**Task prompt:** From the records below, return every line containing the word "Pemasok".

**Data for this exercise:**
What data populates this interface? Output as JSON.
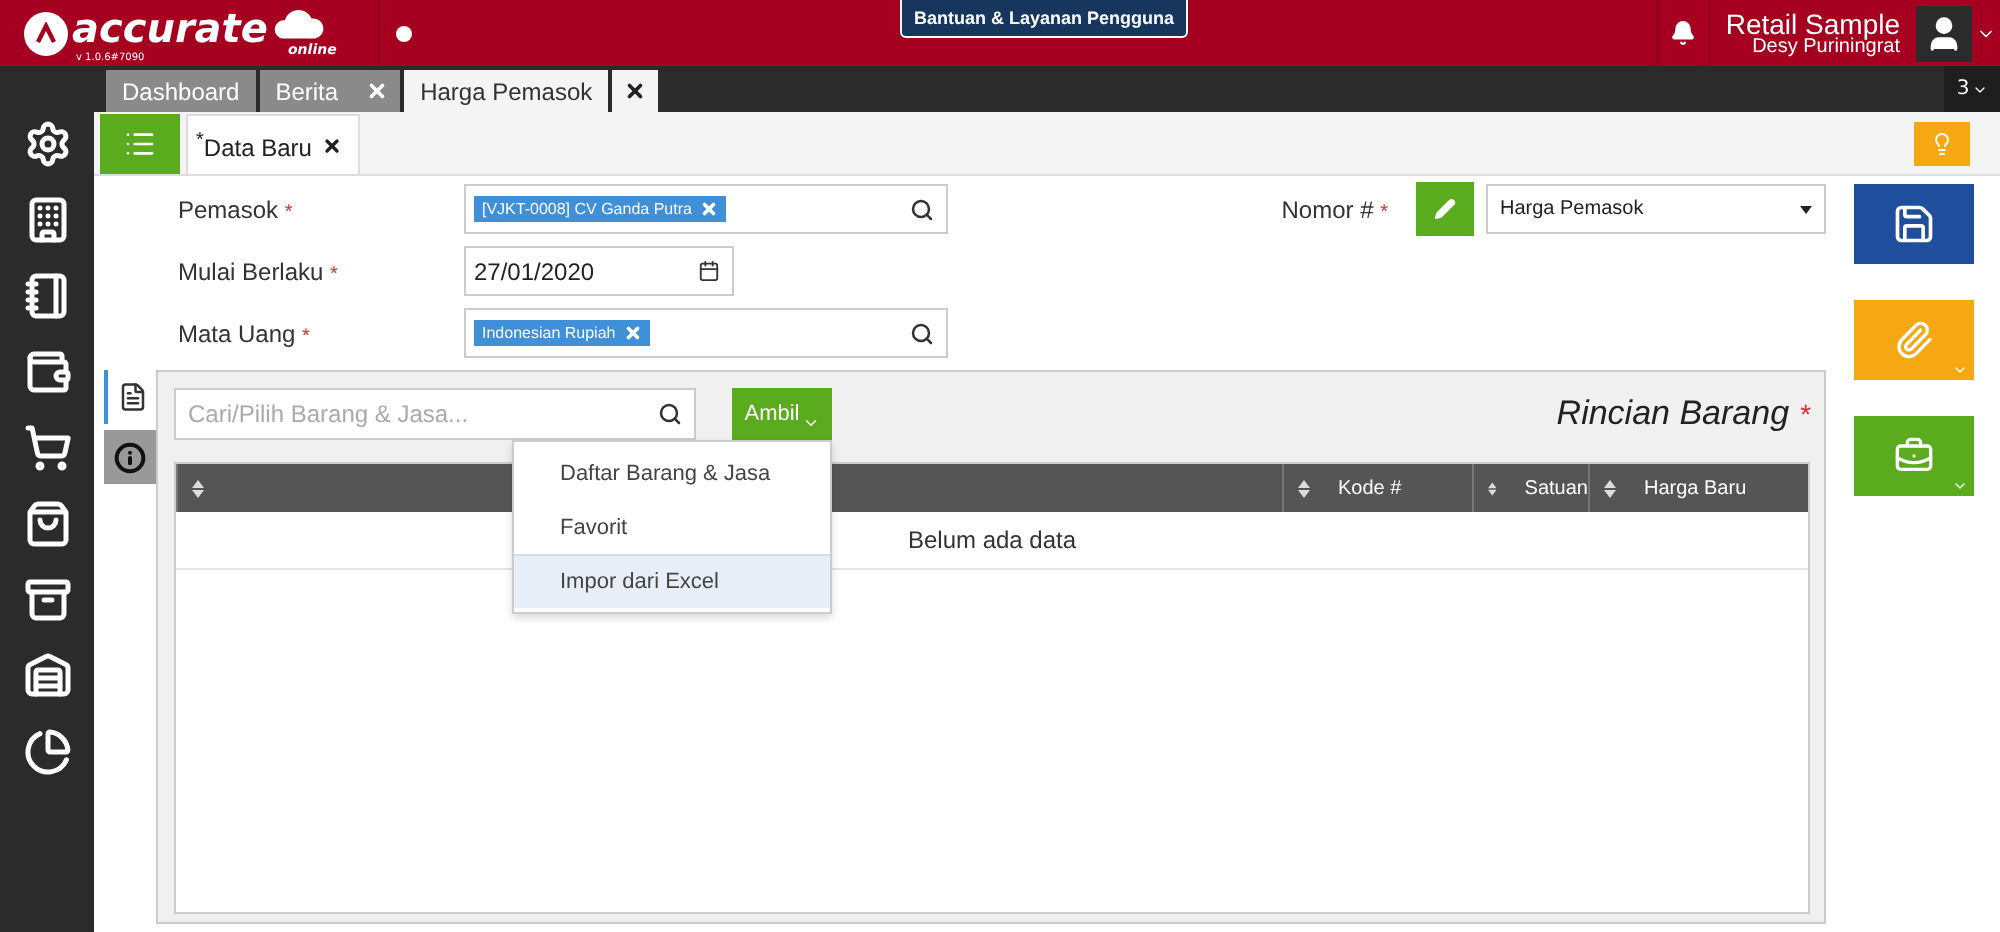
{
  "header": {
    "brand": "accurate",
    "brand_sub": "online",
    "version": "v 1.0.6#7090",
    "help_button": "Bantuan & Layanan Pengguna",
    "company": "Retail Sample",
    "user": "Desy Puriningrat"
  },
  "tabs": [
    {
      "label": "Dashboard",
      "closable": false,
      "selected": false
    },
    {
      "label": "Berita",
      "closable": true,
      "selected": false
    },
    {
      "label": "Harga Pemasok",
      "closable": true,
      "selected": true
    }
  ],
  "tab_count": "3",
  "doc_tabs": [
    {
      "label": "Data Baru",
      "mark": "*",
      "selected": true
    }
  ],
  "form": {
    "fields": [
      {
        "kind": "lookup",
        "label": "Pemasok",
        "required_mark": "*",
        "tag": "[VJKT-0008] CV Ganda Putra"
      },
      {
        "kind": "date",
        "label": "Mulai Berlaku",
        "required_mark": "*",
        "value": "27/01/2020"
      },
      {
        "kind": "lookup",
        "label": "Mata Uang",
        "required_mark": "*",
        "tag": "Indonesian Rupiah"
      }
    ],
    "number": {
      "label": "Nomor #",
      "required_mark": "*",
      "value": "Harga Pemasok"
    }
  },
  "details": {
    "side_tabs": [
      {
        "kind": "list",
        "selected": true
      },
      {
        "kind": "info",
        "selected": false
      }
    ],
    "search": {
      "placeholder": "Cari/Pilih Barang & Jasa..."
    },
    "take_button": "Ambil",
    "title": "Rincian Barang",
    "required_mark": "*",
    "table": {
      "columns": [
        {
          "sortable": true
        },
        {
          "label": "Kode #",
          "sortable": true
        },
        {
          "label": "Satuan",
          "sortable": true
        },
        {
          "label": "Harga Baru",
          "sortable": true
        }
      ],
      "empty_text": "Belum ada data"
    },
    "menu": [
      {
        "label": "Daftar Barang & Jasa",
        "selected": false
      },
      {
        "label": "Favorit",
        "selected": false
      },
      {
        "label": "Impor dari Excel",
        "selected": true
      }
    ]
  }
}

**Answer box:**
      "label": "Harga Pemasok",
        "label": "Pemasok",
      "value": "Harga Pemasok"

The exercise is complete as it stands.